(Data extract begins)

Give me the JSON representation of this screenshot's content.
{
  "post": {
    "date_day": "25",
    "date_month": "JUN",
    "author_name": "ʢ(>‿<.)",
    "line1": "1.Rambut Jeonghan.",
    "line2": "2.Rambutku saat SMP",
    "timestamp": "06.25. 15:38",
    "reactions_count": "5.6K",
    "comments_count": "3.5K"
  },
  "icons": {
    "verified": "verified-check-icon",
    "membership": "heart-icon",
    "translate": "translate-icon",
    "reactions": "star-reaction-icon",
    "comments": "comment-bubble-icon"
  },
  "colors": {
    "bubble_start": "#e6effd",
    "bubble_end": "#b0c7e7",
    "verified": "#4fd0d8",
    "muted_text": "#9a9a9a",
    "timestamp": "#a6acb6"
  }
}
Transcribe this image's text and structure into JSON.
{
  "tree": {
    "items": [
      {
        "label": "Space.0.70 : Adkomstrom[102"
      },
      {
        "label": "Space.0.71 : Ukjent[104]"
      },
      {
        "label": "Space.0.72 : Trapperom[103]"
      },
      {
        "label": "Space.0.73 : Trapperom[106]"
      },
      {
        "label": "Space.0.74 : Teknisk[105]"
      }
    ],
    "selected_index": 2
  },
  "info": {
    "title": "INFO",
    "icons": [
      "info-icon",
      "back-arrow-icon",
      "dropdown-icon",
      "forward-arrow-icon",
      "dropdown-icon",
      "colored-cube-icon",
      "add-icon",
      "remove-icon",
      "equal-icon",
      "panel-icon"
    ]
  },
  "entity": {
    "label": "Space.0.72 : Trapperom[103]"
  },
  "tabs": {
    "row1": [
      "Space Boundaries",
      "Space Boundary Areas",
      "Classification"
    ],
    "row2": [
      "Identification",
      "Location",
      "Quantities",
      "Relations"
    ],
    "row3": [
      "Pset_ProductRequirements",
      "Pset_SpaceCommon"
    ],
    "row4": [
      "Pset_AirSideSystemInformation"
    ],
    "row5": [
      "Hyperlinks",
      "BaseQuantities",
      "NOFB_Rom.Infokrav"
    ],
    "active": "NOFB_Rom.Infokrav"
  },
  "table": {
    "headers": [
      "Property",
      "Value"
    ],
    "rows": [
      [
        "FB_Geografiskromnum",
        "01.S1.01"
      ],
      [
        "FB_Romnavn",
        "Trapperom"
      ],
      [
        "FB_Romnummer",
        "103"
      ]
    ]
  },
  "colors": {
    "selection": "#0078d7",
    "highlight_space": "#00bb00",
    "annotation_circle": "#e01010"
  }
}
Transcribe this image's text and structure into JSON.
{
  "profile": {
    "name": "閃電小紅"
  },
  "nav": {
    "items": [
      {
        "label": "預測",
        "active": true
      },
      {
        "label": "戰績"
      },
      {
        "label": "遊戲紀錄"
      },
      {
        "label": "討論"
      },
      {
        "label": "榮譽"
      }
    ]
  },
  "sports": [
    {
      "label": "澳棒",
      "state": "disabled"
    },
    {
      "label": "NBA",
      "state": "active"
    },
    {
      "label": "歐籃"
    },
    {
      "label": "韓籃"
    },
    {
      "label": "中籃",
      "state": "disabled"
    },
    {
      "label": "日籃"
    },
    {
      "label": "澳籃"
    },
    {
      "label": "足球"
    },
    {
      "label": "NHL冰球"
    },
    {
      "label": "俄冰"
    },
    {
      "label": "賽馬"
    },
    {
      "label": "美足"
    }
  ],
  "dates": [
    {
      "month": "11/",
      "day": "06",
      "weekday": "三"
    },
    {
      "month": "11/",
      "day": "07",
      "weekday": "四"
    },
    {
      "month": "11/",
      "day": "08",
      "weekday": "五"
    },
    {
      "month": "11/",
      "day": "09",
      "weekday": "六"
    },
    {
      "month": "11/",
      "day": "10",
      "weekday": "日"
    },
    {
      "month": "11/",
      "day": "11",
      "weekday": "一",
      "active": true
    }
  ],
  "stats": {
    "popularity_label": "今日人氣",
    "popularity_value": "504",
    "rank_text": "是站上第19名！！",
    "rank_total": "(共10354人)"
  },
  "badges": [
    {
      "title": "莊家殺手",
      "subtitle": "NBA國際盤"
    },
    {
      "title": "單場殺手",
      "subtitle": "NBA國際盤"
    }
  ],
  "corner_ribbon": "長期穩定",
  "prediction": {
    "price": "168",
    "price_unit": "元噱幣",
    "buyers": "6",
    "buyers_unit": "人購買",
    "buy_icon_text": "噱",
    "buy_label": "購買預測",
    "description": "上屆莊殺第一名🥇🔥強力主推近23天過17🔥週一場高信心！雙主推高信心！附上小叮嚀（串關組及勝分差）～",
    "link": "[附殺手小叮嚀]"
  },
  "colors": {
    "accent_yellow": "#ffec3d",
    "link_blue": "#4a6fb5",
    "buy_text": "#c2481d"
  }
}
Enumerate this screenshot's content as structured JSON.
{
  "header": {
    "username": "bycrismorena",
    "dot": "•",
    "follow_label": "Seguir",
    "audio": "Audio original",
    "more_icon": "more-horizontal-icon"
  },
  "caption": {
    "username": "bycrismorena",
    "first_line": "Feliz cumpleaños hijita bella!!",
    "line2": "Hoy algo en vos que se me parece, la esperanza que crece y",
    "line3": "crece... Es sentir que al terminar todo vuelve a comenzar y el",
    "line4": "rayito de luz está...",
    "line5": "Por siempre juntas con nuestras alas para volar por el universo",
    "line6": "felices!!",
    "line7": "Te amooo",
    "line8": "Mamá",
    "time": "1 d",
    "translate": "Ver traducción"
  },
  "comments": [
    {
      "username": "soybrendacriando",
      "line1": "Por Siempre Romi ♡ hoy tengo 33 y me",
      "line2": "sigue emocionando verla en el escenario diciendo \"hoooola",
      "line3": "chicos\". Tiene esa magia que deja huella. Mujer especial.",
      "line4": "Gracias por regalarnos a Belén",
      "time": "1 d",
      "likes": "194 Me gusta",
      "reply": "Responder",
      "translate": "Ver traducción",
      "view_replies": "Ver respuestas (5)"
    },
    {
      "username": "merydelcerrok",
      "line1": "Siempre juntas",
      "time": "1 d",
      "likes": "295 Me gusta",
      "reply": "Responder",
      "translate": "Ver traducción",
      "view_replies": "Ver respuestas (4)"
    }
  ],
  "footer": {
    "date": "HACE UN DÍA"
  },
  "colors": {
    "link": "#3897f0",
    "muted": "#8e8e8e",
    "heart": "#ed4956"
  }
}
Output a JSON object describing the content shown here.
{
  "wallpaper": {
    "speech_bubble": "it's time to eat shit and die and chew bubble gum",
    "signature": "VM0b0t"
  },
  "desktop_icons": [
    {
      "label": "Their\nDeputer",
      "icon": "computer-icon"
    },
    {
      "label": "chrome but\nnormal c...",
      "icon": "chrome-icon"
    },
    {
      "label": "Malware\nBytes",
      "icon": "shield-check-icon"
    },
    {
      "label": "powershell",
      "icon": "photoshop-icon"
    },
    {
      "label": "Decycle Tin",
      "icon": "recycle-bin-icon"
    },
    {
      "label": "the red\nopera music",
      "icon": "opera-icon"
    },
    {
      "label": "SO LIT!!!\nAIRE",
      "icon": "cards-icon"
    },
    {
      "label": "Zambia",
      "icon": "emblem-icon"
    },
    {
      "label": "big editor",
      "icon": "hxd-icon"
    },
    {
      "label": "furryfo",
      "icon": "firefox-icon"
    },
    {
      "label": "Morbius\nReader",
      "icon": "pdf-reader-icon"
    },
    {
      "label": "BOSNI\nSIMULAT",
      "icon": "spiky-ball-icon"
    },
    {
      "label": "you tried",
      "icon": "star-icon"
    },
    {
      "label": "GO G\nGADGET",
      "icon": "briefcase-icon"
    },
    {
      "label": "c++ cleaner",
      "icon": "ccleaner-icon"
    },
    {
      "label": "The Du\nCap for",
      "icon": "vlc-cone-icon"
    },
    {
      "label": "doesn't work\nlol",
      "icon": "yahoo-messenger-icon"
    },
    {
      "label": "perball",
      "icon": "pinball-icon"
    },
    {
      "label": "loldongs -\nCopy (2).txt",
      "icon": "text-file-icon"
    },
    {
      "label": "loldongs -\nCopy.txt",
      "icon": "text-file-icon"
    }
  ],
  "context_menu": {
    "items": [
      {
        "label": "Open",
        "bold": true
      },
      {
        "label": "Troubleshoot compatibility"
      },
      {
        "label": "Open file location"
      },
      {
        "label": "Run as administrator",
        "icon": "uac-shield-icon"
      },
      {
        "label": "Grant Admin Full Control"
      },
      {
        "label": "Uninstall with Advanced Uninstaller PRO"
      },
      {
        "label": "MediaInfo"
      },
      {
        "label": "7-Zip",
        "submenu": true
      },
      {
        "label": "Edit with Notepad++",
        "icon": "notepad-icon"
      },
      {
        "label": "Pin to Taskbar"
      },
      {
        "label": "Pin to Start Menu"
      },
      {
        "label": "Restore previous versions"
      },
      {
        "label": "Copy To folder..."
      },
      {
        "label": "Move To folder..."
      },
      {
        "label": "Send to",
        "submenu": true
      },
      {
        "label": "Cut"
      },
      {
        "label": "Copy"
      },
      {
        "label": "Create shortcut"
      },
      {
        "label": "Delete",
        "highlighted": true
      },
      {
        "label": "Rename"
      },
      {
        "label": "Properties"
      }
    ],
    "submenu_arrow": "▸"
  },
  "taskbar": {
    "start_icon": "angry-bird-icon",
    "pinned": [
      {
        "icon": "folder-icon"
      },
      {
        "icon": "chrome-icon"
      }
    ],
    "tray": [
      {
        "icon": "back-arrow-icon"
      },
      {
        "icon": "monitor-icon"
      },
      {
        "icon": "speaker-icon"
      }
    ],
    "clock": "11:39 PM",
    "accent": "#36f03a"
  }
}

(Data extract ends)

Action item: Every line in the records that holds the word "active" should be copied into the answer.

Written reply:
    "active": "NOFB_Rom.Infokrav"
        "active": true
      "state": "active"
      "active": true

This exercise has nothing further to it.